This kiln is in a fairly ruinous state but the main features are clearly discernible, namely the cone-shaped interior (the “pot”) and the hearth opening (draw-hole) at the base. Unfortunately, it has been used as a dumping site for corrugated iron sheets.

It is also typically sited into a hillside where the narrow limestone outcrop (which continues westwards to just beyond Venn Quarry) could be quarried and fed straight into the top of the kiln. The kilns at Kitley Caves are similar. Another common site in Devon was on estuaries so that limestone and fuel could be brought in by boat; Wonwell on the Erme estuary has good examples. Others were located on harboursides, as at Clovelly.

The kiln would be charged with alternate layers of limestone and coal or wood and then fired from a recessed opening at the base. The burn would last for several days, and then the powdered quicklime could be shovelled out at the base into waiting carts. Farmers used most of the lime, and there are stories of carts being set on fire by farmers too eager to load up with still-hot lime!

There was also a demand for lime wash for house walls and mortar. It was heavy, dirty and, at times, dangerous work for all involved.

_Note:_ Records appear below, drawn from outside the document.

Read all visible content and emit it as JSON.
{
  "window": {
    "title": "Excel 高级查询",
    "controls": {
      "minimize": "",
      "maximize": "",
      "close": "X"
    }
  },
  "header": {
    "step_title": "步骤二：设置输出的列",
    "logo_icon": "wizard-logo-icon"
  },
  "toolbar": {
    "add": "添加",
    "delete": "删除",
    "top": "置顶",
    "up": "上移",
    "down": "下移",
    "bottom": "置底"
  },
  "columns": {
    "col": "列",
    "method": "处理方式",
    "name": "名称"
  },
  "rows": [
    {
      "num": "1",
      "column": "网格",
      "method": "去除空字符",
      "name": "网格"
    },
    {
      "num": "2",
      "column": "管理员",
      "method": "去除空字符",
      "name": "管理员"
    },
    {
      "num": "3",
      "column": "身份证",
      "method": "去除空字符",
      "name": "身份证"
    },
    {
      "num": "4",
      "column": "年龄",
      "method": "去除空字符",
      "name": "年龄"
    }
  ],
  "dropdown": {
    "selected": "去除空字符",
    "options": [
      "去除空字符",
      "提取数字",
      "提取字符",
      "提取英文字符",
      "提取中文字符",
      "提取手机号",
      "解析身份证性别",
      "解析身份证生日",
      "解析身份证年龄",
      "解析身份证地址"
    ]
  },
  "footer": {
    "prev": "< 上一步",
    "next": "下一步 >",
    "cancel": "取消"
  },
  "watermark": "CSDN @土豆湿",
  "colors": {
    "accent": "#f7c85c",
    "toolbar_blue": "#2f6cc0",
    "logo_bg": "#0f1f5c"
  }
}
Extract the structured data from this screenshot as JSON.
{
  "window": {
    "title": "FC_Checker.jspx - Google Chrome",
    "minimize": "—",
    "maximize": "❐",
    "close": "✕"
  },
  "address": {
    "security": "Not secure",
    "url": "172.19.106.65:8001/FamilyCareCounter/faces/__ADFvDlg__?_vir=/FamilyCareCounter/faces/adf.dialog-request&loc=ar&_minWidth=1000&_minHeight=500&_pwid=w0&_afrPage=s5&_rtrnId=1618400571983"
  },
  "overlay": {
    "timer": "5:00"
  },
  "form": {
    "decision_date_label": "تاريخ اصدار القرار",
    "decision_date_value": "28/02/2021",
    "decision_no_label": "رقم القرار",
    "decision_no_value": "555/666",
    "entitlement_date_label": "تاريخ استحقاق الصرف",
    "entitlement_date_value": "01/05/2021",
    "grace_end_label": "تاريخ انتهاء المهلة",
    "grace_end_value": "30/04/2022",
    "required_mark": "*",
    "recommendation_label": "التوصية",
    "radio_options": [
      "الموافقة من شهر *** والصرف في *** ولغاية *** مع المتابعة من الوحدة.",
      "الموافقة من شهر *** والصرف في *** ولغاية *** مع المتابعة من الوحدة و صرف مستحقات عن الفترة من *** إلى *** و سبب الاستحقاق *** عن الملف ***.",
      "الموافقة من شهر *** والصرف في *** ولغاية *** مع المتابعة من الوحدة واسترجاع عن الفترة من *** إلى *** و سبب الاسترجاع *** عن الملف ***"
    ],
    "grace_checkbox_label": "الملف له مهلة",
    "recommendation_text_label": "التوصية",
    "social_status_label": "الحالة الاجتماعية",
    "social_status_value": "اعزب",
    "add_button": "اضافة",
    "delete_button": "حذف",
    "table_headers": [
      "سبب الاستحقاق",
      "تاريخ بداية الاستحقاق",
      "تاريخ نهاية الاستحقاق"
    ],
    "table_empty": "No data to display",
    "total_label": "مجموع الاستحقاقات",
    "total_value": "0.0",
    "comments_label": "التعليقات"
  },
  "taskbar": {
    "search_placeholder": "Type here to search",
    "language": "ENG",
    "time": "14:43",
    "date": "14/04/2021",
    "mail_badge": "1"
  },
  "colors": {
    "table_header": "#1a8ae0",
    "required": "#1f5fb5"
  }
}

Lime burning was a widespread and important part of the rural economy. There are records of lime burning at West Sherford in the reign of Henry VIII. The kiln near Gorlofen was probably a small-scale operation intended to supply farmers in the immediate surroundings, and used intermittently. (There is no mention of lime burning as an occupation in Brixton in old directories.) It possibly dates from the end of the 18 th century, a time of major agricultural improvements. “The general alertness for agricultural improvements has lately stimulated the farmers {of the Parish of Ashreigny} to search for limestone.” (Richard Polwhele, The History of Devonshire, vol.1, 1797.)

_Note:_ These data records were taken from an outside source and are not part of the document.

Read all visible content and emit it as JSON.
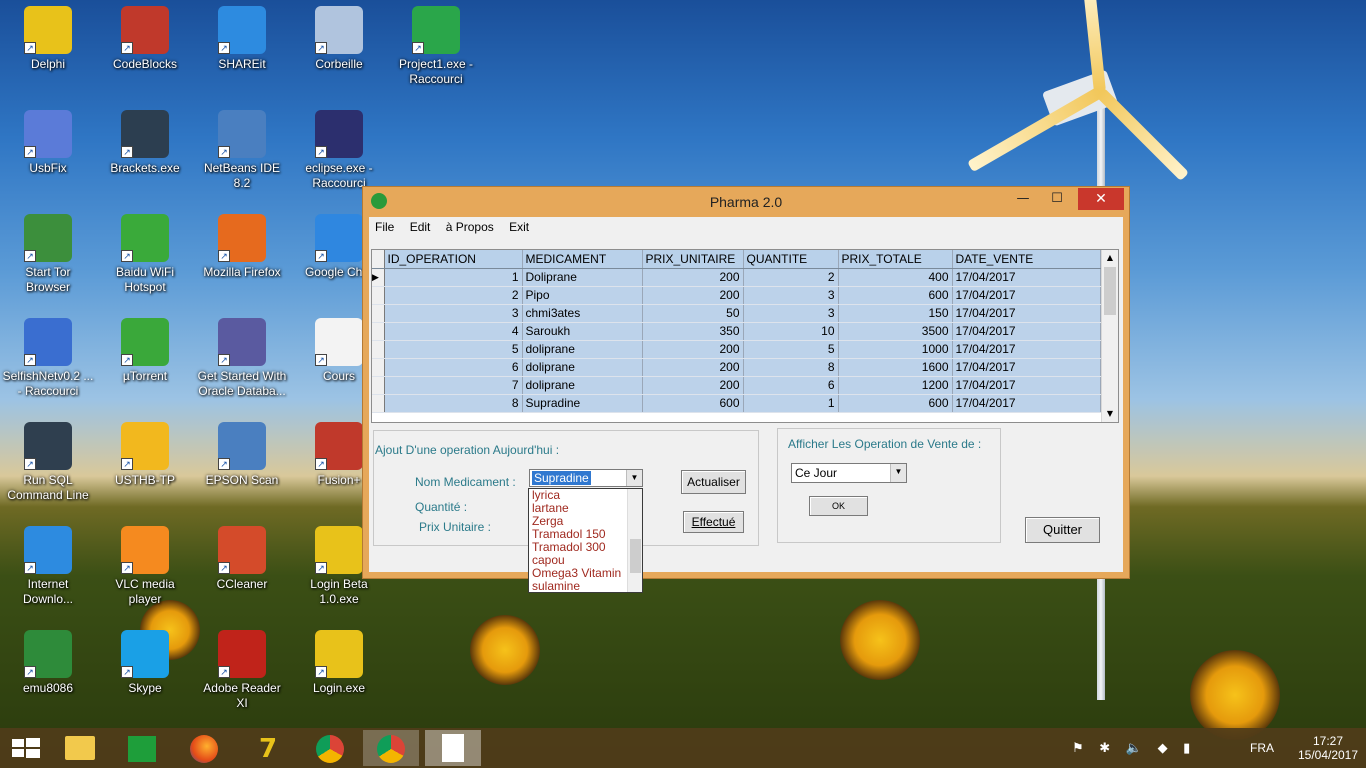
{
  "desktop": {
    "icons": [
      {
        "label": "Delphi"
      },
      {
        "label": "CodeBlocks"
      },
      {
        "label": "SHAREit"
      },
      {
        "label": "Corbeille"
      },
      {
        "label": "Project1.exe - Raccourci"
      },
      {
        "label": "UsbFix"
      },
      {
        "label": "Brackets.exe"
      },
      {
        "label": "NetBeans IDE 8.2"
      },
      {
        "label": "eclipse.exe - Raccourci"
      },
      {
        "label": "Start Tor Browser"
      },
      {
        "label": "Baidu WiFi Hotspot"
      },
      {
        "label": "Mozilla Firefox"
      },
      {
        "label": "Google Chro"
      },
      {
        "label": "SelfishNetv0.2 ... - Raccourci"
      },
      {
        "label": "µTorrent"
      },
      {
        "label": "Get Started With Oracle Databa..."
      },
      {
        "label": "Cours"
      },
      {
        "label": "Run SQL Command Line"
      },
      {
        "label": "USTHB-TP"
      },
      {
        "label": "EPSON Scan"
      },
      {
        "label": "Fusion+"
      },
      {
        "label": "Internet Downlo..."
      },
      {
        "label": "VLC media player"
      },
      {
        "label": "CCleaner"
      },
      {
        "label": "Login Beta 1.0.exe"
      },
      {
        "label": "emu8086"
      },
      {
        "label": "Skype"
      },
      {
        "label": "Adobe Reader XI"
      },
      {
        "label": "Login.exe"
      }
    ]
  },
  "window": {
    "title": "Pharma 2.0",
    "minimize": "—",
    "maximize": "☐",
    "close": "✕",
    "menu": [
      "File",
      "Edit",
      "à Propos",
      "Exit"
    ]
  },
  "grid": {
    "columns": [
      "ID_OPERATION",
      "MEDICAMENT",
      "PRIX_UNITAIRE",
      "QUANTITE",
      "PRIX_TOTALE",
      "DATE_VENTE"
    ],
    "rows": [
      [
        "1",
        "Doliprane",
        "200",
        "2",
        "400",
        "17/04/2017"
      ],
      [
        "2",
        "Pipo",
        "200",
        "3",
        "600",
        "17/04/2017"
      ],
      [
        "3",
        "chmi3ates",
        "50",
        "3",
        "150",
        "17/04/2017"
      ],
      [
        "4",
        "Saroukh",
        "350",
        "10",
        "3500",
        "17/04/2017"
      ],
      [
        "5",
        "doliprane",
        "200",
        "5",
        "1000",
        "17/04/2017"
      ],
      [
        "6",
        "doliprane",
        "200",
        "8",
        "1600",
        "17/04/2017"
      ],
      [
        "7",
        "doliprane",
        "200",
        "6",
        "1200",
        "17/04/2017"
      ],
      [
        "8",
        "Supradine",
        "600",
        "1",
        "600",
        "17/04/2017"
      ]
    ]
  },
  "add_group": {
    "title": "Ajout D'une operation Aujourd'hui :",
    "medicament_label": "Nom Medicament :",
    "quantite_label": "Quantité :",
    "prix_label": "Prix Unitaire :",
    "selected": "Supradine",
    "refresh_button": "Actualiser",
    "submit_button": "Effectué",
    "options": [
      "lyrica",
      "lartane",
      "Zerga",
      "Tramadol 150",
      "Tramadol 300",
      "capou",
      "Omega3 Vitamin",
      "sulamine"
    ]
  },
  "filter_group": {
    "title": "Afficher Les Operation de Vente de :",
    "selected": "Ce Jour",
    "ok_button": "OK"
  },
  "quit_button": "Quitter",
  "taskbar": {
    "language": "FRA",
    "time": "17:27",
    "date": "15/04/2017"
  },
  "colors": {
    "window_frame": "#e6a85a",
    "grid_row": "#bcd2ea",
    "label_teal": "#2b7a8a",
    "close_red": "#c9372c"
  }
}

Lime burning on this scale declined quite rapidly in the latter part of the 19 th century with improved transport and the replacement of quicklime with crushed limestone, which was both cheaper and easier to handle.